Stored items
───
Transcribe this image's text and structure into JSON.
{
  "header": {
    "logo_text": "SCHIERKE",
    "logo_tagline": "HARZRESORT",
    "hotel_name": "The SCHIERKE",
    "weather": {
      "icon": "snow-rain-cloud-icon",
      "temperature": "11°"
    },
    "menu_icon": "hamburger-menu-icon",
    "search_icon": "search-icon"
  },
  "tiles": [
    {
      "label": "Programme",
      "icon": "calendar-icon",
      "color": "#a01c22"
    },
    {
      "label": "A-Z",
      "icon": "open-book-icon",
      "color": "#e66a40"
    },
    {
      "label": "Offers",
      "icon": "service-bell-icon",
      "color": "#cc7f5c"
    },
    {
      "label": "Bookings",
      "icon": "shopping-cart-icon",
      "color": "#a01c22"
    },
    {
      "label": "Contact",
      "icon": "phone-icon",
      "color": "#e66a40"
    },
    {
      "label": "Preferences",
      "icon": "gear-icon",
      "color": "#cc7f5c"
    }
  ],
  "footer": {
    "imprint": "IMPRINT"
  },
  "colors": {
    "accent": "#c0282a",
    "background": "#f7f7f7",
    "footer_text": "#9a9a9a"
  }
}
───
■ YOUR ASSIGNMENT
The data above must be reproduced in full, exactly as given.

■ SOLUTION TO THE EXERCISE
Transcribe this image's text and structure into JSON.
{
  "header": {
    "logo_text": "SCHIERKE",
    "logo_tagline": "HARZRESORT",
    "hotel_name": "The SCHIERKE",
    "weather": {
      "icon": "snow-rain-cloud-icon",
      "temperature": "11°"
    },
    "menu_icon": "hamburger-menu-icon",
    "search_icon": "search-icon"
  },
  "tiles": [
    {
      "label": "Programme",
      "icon": "calendar-icon",
      "color": "#a01c22"
    },
    {
      "label": "A-Z",
      "icon": "open-book-icon",
      "color": "#e66a40"
    },
    {
      "label": "Offers",
      "icon": "service-bell-icon",
      "color": "#cc7f5c"
    },
    {
      "label": "Bookings",
      "icon": "shopping-cart-icon",
      "color": "#a01c22"
    },
    {
      "label": "Contact",
      "icon": "phone-icon",
      "color": "#e66a40"
    },
    {
      "label": "Preferences",
      "icon": "gear-icon",
      "color": "#cc7f5c"
    }
  ],
  "footer": {
    "imprint": "IMPRINT"
  },
  "colors": {
    "accent": "#c0282a",
    "background": "#f7f7f7",
    "footer_text": "#9a9a9a"
  }
}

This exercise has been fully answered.